Work to complete
Below are the records; copy each line in which "Personal" occurs.

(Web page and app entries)
================
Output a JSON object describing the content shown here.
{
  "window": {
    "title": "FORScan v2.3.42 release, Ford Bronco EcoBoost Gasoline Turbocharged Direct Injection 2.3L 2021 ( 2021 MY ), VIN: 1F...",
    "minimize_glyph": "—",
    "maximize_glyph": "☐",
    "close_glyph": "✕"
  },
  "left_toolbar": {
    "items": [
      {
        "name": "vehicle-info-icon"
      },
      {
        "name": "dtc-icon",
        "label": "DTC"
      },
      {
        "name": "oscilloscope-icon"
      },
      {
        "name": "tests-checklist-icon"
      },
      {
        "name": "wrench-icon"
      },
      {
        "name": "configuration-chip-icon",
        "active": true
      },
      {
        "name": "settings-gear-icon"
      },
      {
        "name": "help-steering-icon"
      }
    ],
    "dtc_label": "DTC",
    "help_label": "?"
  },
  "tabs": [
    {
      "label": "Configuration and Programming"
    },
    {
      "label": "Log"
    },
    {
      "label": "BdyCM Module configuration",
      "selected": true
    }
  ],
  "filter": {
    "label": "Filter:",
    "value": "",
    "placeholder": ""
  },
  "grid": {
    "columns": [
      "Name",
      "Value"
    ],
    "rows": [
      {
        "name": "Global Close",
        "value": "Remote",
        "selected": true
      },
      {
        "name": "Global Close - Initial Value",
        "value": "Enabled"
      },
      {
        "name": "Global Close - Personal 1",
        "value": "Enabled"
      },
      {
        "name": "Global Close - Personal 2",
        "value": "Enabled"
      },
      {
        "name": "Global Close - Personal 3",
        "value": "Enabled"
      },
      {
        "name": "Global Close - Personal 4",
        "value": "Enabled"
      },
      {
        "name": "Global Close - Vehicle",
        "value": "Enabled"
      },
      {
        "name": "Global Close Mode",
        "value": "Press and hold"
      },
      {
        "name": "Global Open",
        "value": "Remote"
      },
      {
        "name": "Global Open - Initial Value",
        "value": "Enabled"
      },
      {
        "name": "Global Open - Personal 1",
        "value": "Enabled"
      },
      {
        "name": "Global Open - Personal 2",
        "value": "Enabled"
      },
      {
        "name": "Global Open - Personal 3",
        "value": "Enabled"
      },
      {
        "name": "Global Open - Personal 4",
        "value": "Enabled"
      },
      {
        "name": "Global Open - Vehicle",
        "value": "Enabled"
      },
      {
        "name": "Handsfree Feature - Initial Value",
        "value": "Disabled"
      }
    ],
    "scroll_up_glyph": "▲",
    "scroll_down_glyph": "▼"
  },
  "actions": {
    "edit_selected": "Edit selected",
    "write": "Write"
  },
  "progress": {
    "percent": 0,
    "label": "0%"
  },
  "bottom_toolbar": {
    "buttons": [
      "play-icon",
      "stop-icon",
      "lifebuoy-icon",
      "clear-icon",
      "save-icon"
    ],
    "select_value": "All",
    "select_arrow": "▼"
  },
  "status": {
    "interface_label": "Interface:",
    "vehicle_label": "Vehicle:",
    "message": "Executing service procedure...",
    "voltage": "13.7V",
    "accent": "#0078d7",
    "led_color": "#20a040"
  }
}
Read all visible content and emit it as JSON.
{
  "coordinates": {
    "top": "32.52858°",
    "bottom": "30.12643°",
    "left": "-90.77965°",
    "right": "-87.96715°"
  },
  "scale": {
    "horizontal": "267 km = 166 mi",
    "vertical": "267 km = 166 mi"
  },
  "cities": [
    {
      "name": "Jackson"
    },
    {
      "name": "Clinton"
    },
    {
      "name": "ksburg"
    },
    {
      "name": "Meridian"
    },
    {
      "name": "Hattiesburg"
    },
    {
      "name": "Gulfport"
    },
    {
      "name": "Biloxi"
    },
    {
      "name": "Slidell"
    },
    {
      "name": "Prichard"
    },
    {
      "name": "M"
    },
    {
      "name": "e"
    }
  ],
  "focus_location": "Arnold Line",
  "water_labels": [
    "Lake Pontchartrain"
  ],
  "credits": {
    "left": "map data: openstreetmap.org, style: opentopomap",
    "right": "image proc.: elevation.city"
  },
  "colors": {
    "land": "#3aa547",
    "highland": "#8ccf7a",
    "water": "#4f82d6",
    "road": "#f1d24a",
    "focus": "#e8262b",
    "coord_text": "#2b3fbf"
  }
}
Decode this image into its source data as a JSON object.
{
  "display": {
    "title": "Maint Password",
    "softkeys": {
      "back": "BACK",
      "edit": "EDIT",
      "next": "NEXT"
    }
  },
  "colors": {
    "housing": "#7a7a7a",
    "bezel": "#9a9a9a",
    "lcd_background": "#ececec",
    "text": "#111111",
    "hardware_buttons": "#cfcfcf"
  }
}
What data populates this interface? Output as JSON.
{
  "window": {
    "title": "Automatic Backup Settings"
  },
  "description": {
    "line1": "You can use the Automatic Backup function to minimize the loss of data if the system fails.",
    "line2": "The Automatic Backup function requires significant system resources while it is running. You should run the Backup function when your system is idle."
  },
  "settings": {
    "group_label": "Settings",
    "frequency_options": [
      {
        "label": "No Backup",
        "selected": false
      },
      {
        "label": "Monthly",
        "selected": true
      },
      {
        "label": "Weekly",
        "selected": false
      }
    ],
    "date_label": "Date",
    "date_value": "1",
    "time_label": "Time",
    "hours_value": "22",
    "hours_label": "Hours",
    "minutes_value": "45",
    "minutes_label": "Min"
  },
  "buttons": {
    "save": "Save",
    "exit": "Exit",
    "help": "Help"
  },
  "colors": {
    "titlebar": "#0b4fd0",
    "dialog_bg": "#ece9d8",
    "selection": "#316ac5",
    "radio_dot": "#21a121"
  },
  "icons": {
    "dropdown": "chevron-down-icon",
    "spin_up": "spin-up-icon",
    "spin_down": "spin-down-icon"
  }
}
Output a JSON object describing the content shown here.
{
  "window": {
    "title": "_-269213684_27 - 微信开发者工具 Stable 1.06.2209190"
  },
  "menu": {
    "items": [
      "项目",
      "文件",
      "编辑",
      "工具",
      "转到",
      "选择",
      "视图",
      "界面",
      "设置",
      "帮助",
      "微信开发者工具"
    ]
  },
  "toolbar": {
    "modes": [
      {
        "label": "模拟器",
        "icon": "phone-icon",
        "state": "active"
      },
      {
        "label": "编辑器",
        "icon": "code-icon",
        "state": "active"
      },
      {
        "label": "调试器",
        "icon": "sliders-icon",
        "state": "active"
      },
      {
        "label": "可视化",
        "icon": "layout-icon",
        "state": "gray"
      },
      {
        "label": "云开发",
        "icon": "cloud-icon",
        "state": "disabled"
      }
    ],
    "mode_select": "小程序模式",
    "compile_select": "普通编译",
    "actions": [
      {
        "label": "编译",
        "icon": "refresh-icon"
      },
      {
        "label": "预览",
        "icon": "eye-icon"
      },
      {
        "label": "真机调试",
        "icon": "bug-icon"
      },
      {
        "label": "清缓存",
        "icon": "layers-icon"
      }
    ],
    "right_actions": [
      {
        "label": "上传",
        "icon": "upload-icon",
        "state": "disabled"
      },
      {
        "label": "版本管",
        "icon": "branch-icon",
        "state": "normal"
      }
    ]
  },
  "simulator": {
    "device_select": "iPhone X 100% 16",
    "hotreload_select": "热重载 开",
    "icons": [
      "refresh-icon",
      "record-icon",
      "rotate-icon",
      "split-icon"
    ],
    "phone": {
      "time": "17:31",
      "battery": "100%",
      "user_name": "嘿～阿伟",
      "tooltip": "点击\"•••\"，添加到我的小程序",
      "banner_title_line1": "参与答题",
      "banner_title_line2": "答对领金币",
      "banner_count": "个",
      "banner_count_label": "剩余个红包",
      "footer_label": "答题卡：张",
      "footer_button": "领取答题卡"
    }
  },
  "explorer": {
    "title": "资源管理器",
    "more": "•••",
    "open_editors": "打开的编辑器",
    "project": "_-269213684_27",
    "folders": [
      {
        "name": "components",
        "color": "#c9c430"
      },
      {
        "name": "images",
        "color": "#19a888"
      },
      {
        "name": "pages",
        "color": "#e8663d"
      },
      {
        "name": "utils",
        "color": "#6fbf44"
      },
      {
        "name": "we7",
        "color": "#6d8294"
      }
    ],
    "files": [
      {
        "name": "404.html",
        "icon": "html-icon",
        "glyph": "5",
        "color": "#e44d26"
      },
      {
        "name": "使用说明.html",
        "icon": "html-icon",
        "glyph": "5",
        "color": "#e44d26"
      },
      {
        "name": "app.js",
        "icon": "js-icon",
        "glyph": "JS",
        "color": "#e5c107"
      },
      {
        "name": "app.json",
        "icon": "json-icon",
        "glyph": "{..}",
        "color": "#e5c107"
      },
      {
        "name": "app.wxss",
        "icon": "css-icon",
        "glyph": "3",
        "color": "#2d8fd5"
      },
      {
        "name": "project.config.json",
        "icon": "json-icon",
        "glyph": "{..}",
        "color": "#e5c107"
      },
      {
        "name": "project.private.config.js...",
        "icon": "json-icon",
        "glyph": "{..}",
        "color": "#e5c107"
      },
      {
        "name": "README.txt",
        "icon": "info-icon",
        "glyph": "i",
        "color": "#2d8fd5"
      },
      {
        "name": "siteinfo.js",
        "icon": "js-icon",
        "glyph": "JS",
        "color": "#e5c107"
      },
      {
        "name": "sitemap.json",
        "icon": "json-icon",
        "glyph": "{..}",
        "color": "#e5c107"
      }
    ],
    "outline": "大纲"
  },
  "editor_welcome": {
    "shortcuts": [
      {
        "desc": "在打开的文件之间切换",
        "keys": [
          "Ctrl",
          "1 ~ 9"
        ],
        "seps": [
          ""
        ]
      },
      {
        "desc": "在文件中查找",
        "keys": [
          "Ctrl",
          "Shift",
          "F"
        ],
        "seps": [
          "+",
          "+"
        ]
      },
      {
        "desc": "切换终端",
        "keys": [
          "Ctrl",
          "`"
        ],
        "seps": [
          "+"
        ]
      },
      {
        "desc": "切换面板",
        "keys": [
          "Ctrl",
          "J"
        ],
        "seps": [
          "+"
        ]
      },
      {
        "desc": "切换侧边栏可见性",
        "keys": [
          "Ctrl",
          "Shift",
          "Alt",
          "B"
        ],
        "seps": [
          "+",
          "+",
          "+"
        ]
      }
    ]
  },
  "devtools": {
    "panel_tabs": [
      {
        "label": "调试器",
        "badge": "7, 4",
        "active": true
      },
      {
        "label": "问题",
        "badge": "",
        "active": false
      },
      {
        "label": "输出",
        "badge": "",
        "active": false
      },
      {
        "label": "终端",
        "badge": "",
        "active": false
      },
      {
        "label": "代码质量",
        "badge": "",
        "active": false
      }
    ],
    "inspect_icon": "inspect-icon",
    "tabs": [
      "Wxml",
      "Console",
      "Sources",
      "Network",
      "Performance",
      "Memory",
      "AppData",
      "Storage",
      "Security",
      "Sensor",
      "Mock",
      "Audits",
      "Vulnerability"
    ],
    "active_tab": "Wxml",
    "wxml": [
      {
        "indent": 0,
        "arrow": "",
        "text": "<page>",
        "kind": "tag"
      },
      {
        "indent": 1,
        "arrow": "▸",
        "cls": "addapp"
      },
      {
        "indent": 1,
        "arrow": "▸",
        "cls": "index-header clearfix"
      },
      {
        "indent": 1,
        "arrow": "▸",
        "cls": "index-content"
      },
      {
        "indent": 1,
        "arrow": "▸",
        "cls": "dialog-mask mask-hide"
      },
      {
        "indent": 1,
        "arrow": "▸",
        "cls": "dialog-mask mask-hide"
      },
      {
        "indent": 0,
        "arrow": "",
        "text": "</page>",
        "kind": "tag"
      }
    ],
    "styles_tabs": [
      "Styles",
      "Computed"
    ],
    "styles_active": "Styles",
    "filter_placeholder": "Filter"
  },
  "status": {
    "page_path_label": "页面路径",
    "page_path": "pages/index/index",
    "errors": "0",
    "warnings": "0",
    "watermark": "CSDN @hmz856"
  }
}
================
Answer to the problem
        "name": "Global Close - Personal 1",
        "name": "Global Close - Personal 2",
        "name": "Global Close - Personal 3",
        "name": "Global Close - Personal 4",
        "name": "Global Open - Personal 1",
        "name": "Global Open - Personal 2",
        "name": "Global Open - Personal 3",
        "name": "Global Open - Personal 4",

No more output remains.